- Dataset rows describing interfaces -

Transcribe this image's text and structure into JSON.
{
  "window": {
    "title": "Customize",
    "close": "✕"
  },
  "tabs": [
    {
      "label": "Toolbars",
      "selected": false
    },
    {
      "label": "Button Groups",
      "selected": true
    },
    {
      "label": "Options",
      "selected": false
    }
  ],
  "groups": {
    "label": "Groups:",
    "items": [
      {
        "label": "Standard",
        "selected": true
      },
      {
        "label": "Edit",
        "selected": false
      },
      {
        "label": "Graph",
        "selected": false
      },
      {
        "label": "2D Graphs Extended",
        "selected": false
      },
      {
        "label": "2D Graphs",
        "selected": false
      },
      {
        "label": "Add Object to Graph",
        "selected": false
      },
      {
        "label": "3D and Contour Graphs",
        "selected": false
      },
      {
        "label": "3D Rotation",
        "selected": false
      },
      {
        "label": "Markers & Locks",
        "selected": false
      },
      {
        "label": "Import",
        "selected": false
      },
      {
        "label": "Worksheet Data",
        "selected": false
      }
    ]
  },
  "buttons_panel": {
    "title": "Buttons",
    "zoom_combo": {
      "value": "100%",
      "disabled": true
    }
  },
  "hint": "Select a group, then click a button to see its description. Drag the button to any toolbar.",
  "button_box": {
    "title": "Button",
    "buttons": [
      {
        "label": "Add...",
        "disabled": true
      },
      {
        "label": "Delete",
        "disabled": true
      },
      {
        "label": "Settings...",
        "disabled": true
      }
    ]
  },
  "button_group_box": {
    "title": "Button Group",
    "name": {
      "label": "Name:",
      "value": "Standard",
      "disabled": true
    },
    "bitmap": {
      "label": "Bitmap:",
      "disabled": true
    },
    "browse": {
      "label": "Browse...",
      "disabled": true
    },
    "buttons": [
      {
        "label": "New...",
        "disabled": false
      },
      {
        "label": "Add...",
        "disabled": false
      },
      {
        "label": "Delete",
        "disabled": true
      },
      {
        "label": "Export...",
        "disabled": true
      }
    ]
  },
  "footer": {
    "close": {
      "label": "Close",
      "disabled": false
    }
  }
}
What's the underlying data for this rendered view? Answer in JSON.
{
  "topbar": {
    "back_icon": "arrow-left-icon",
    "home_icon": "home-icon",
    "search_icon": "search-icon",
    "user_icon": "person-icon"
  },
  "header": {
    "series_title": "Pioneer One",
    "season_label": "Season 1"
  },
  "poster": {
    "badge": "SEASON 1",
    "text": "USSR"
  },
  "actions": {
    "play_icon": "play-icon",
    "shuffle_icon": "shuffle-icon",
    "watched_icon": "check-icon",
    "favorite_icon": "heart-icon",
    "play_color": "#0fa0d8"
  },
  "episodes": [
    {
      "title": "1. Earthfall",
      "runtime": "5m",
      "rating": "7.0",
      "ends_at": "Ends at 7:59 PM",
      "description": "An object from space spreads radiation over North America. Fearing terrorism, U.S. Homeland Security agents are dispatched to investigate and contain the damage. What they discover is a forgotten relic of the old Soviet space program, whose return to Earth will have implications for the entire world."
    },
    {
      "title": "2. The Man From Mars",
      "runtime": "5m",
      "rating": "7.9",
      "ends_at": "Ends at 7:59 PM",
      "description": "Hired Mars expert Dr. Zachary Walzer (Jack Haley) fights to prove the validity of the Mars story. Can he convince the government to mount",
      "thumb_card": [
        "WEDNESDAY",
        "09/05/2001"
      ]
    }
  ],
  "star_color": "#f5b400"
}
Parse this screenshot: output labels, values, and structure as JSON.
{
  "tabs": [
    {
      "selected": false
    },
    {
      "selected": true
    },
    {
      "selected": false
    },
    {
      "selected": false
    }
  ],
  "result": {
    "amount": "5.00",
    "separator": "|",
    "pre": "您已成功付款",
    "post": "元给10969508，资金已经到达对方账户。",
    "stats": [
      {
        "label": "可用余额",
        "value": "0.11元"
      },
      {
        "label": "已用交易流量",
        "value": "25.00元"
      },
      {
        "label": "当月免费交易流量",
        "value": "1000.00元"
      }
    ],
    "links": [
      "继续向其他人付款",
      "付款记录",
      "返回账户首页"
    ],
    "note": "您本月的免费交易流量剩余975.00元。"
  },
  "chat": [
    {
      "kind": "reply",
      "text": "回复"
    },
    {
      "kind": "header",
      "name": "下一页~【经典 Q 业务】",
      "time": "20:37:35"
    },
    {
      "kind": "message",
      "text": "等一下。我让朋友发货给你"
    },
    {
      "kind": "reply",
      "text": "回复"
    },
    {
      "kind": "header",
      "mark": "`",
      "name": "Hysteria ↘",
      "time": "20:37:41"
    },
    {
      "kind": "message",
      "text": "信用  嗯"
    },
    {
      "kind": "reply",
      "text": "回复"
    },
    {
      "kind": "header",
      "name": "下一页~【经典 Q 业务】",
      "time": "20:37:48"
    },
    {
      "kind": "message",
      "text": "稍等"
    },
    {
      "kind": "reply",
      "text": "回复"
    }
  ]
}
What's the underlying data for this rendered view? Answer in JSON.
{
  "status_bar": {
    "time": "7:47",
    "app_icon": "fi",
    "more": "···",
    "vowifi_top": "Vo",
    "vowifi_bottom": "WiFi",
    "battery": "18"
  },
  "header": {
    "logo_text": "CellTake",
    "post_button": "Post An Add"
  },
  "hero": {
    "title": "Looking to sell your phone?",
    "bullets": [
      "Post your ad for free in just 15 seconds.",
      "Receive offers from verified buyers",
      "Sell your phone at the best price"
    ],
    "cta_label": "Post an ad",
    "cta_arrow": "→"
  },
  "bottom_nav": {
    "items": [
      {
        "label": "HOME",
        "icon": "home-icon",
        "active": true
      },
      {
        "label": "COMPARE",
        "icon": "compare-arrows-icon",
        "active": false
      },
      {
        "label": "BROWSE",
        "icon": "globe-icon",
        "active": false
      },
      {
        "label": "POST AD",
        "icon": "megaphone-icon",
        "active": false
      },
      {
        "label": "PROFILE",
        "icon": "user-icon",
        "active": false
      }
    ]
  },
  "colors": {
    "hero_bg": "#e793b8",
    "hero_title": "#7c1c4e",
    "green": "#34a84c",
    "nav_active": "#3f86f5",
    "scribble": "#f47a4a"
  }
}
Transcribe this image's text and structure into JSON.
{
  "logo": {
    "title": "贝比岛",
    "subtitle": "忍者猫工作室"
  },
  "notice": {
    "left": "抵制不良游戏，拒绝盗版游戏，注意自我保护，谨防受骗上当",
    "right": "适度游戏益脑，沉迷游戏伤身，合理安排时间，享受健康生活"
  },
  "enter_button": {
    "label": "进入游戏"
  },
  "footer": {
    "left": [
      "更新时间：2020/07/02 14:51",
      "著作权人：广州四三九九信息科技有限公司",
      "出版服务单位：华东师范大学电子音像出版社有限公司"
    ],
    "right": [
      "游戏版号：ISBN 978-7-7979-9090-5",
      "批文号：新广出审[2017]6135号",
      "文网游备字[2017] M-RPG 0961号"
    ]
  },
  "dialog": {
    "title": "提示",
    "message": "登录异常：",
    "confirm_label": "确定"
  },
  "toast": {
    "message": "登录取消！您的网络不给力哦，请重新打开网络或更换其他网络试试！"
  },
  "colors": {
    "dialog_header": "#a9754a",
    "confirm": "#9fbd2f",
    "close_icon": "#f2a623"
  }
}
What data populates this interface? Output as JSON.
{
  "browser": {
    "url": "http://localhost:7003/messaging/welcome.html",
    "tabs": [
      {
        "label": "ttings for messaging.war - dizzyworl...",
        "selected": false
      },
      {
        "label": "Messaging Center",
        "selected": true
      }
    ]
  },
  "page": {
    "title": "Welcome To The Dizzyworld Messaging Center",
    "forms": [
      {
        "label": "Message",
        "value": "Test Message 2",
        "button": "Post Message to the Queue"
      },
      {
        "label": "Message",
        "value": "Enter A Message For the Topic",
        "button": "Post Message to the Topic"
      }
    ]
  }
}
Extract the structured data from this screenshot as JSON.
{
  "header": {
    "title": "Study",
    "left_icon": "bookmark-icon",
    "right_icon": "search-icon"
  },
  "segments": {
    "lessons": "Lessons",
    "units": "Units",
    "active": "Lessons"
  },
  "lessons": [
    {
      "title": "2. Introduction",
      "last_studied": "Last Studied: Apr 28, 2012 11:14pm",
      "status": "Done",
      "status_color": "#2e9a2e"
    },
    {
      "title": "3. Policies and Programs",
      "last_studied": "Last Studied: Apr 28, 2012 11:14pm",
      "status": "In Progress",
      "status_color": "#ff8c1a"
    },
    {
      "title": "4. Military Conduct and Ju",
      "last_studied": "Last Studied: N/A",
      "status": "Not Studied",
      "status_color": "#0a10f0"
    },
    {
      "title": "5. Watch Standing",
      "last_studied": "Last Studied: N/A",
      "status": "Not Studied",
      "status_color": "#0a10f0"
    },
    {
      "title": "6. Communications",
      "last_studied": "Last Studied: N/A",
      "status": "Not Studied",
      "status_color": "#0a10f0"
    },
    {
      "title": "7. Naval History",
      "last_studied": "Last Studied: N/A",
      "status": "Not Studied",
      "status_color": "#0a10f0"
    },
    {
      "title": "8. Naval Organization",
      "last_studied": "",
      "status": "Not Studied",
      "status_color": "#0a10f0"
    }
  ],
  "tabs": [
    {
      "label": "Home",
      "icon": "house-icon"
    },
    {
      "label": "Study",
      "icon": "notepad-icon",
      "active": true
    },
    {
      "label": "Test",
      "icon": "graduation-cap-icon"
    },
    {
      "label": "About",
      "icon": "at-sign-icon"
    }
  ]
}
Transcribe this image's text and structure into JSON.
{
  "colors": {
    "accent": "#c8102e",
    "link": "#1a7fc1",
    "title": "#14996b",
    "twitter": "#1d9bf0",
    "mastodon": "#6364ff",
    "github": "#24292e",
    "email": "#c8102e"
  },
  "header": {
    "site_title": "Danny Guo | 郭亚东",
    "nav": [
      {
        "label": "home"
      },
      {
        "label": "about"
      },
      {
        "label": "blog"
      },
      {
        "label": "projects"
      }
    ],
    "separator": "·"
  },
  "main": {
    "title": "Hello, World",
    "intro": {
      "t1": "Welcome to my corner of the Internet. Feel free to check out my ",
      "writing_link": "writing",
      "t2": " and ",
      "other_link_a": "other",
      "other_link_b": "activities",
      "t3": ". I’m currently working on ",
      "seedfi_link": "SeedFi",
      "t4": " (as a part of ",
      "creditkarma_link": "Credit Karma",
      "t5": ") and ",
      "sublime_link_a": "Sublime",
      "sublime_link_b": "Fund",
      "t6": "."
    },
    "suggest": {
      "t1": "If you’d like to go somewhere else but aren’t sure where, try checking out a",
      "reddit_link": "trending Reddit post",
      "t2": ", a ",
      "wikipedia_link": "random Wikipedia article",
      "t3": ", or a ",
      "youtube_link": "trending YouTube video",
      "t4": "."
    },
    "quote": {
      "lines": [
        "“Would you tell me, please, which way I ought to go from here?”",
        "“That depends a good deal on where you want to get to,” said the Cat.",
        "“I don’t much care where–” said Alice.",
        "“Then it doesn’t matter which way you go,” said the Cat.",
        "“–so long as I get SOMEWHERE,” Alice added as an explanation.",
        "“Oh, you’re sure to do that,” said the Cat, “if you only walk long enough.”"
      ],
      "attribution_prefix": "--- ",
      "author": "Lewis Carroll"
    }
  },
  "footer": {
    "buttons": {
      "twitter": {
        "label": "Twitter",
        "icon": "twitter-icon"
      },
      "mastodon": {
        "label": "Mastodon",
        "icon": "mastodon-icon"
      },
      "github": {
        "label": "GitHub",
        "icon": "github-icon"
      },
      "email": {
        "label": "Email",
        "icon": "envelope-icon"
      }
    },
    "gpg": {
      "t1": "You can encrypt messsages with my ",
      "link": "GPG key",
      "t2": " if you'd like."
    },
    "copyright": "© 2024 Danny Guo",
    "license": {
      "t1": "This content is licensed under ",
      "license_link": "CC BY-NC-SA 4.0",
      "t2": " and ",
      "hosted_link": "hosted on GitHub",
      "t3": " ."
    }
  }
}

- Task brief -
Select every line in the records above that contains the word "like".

- Solution to this problem -
      "t1": "If you’d like to go somewhere else but aren’t sure where, try checking out a",
      "t2": " if you'd like."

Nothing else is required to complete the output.